A May 1 Metro article incorrectly said that worshipers at Iglesia Santa Maria, an Episcopal congregation in Falls Church, sing Simon and Garfunkel's "Sounds of Silence" in Spanish before taking Communion. Congregants sing "Padre Nuestro, Tu Que Estas," lyrics based on the Lord's Prayer, to the tune of the Simon and Garfunkel song, whose title is titled "The Sound of Silence."
Old-Time Religion For Mainline Churches
Sunday, May 1, 2005
On Faith appears the first Sunday of each month.
Mainline Protestants sometimes refer to themselves as the "frozen chosen," a reference to the reasoned, non-emotional approach to religion followed by many Episcopalians, Presbyterians, Methodists, Lutherans and other non-evangelical Christians.
But what's happening in some mainline churches today is anything but cool spiritual detachment. In its place is a heavily devotional, even mystical approach to spirituality that often calls on ancient Christian practices.
At St. George's Episcopal Church in Arlington, 30 parishioners have formed an "urban abbey," a kind of monastery without walls. Participants promise to follow a "rule of life" that includes daily prayer and Scripture reading, community service at least once a month and the pursuit of a new form of spiritual development each year.
At Calvin Presbyterian Church in Zelienople, Pa., a needleworking group meets regularly to knit prayer shawls for members who are ill, bereaved or otherwise in need of prayer. When people are given a shawl, "it's like wrapping them up in prayer," said the ministry coordinator, something they wouldn't experience if they were simply told that the congregation was praying for them.
And at Iglesia Santa Maria in Falls Church, the first free-standing Latino church in the Episcopal Diocese of Virginia, worshipers hold hands and sing Simon and Garfunkel's "Sounds of Silence" -- in Spanish -- before taking Communion. The pastor, the Rev. Jesus Reyes, and most of the congregants are former Roman Catholics who find comfort in the use of incense and other Catholic ritual elements in the service but also like the Protestant aspects, such as an open invitation to the Communion table for anyone who wants to partake.
What makes these churches distinctive from others?
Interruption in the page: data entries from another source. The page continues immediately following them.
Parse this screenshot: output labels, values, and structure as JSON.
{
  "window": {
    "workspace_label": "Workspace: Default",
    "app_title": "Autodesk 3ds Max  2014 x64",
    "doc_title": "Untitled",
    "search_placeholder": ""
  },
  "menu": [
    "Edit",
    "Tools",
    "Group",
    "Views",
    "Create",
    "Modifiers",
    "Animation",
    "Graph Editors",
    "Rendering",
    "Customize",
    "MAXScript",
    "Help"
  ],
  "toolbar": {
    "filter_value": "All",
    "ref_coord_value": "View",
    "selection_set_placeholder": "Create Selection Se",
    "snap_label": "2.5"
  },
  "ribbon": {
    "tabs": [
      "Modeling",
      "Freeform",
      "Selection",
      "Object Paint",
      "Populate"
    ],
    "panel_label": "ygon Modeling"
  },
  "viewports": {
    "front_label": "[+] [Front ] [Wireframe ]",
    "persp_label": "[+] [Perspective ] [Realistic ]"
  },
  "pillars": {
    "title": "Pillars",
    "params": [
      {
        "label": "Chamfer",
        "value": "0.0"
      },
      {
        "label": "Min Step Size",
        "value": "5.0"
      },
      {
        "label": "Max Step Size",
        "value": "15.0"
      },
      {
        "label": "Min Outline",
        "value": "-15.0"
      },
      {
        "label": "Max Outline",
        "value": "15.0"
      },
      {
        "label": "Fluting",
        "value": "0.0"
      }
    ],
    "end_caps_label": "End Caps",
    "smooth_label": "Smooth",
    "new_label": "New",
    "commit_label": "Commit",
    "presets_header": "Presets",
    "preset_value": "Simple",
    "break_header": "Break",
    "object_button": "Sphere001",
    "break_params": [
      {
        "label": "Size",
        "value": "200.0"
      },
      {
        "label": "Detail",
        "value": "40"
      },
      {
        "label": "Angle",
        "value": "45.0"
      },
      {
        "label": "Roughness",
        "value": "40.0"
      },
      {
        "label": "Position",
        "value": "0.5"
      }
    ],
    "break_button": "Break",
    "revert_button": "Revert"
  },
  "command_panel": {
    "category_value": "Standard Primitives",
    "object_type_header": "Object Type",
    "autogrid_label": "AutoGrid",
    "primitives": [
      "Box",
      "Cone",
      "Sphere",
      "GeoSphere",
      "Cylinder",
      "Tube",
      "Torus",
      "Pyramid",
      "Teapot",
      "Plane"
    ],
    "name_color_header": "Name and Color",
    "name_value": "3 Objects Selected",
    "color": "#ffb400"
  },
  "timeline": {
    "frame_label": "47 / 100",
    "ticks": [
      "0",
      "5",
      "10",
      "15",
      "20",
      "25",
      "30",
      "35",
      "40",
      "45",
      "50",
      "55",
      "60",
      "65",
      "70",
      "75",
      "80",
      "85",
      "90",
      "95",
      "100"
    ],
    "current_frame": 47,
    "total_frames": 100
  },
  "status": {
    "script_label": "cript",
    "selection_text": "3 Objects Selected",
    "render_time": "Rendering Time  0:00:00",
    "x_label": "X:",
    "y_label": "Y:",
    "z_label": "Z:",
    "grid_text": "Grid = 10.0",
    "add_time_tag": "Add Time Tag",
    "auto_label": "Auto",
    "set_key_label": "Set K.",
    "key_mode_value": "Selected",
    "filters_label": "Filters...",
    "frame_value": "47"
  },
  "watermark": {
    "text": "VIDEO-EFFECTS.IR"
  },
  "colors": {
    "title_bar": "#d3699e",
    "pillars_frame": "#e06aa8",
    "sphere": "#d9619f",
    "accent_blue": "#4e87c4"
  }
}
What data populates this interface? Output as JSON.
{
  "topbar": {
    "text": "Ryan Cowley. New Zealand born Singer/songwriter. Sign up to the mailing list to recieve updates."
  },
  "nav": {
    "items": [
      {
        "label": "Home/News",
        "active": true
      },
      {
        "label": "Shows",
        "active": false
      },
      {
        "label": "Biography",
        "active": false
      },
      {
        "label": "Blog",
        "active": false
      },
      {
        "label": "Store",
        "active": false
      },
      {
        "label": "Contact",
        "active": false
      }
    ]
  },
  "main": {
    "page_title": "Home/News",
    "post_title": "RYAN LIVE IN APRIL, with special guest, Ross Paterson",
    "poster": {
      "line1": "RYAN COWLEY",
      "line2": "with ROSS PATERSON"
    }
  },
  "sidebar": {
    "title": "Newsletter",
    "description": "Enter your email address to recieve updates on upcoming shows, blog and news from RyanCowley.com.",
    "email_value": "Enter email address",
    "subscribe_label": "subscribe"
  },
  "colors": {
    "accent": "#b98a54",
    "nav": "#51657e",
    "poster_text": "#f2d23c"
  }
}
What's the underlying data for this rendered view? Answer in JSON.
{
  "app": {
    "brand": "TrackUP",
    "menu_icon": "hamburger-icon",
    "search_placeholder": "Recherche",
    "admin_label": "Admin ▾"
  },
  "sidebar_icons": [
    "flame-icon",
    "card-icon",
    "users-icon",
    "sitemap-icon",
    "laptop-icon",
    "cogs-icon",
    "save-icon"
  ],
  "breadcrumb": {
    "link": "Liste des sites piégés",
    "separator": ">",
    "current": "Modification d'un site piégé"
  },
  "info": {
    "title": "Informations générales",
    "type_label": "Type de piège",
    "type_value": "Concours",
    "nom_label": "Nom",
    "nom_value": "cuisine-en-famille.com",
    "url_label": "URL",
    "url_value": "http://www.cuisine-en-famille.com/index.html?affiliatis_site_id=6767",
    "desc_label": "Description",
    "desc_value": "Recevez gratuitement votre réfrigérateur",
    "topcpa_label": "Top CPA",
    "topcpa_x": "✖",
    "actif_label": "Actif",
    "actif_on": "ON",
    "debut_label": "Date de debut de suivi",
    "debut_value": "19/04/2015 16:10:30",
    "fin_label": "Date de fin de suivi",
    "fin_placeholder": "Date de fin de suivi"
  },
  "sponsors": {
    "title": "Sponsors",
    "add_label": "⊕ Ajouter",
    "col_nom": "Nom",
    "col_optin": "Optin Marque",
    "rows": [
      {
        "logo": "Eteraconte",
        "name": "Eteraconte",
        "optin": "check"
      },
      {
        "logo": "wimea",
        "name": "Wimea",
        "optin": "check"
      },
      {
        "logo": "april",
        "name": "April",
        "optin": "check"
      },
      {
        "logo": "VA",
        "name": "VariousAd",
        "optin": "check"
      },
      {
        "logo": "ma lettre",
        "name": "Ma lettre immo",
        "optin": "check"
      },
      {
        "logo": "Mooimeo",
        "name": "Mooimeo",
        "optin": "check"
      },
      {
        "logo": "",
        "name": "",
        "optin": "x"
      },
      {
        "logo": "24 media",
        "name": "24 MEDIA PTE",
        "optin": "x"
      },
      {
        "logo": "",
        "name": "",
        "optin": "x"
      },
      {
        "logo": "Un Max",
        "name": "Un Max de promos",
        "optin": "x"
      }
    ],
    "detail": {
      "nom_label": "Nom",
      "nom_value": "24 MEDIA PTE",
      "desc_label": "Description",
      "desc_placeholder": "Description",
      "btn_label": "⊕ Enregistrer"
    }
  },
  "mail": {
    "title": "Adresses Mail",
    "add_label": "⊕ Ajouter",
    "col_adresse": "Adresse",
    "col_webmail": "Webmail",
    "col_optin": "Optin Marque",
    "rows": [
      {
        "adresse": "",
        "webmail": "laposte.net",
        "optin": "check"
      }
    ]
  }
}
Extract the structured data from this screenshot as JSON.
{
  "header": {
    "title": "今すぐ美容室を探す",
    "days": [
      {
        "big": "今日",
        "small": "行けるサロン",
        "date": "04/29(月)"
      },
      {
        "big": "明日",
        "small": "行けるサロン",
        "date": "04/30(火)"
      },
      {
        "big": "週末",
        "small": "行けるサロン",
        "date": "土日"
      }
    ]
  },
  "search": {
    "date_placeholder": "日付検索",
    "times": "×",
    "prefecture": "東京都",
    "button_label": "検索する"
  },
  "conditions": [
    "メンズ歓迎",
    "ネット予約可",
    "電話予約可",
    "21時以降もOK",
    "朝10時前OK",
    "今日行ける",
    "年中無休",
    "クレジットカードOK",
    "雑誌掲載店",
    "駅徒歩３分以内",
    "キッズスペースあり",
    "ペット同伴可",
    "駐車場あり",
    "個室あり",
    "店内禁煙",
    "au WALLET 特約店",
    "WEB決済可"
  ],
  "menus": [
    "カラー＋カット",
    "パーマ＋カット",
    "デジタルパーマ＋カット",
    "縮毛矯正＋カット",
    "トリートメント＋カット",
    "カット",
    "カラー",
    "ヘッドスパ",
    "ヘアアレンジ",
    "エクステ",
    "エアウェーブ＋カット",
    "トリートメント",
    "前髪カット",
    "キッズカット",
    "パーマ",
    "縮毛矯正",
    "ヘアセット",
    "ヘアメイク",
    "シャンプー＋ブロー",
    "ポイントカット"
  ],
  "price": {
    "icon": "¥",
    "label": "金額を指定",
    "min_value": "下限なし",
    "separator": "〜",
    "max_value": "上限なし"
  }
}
The greatest difference is "intentionality," a communal decision to return to traditional Christian spiritual practices or to adopt practices of other religions, said Diana Butler Bass, director of a two-year study of reemergent emotionalism in these and other mainline Protestant churches.
In the 1990s, individuals who felt spiritually bereft complemented their church experience by spending a week in silence at a monastery, taking yoga or meditation classes or looking for the latest place to walk the labyrinth. Now mainline churches are bringing those practices into congregational life, and individual spiritual seekers are realizing they are not alone, said Bass, a senior research fellow at Virginia Theological Seminary in Alexandria and author of last year's book "The Practicing Congregation: Imagining a New Old Church."
"I thought I was the only one out there until the urban abbey happened and suddenly there were 29 others saying, 'We want it, too!' " said Angela Churchill, 45, a businesswoman and former Peace Corps volunteer who helped organize St. George's urban abbey.
Raised Southern Baptist, Churchill became an Episcopalian 20 years ago but found herself disenchanted with what she perceived as too much routine and too little spiritual direction. "People get so busy doing the church they forget to be the church," she said.
At the heart of the urban abbey are monthly "listening groups," where five to six members gather to share personal concerns and sit quietly until God speaks to one of them -- much like a Quaker meeting. "These groups are very powerful, providing a bond that promotes our spiritual growth as a community," Churchill said.
Many mainliners view the religious objectivity long valued by the country's oldest Protestant denominations as a liability, noting that it is one of the reasons Americans give for leaving organized religion -- or for switching to the more highly charged, rapidly growing evangelical Protestant movement.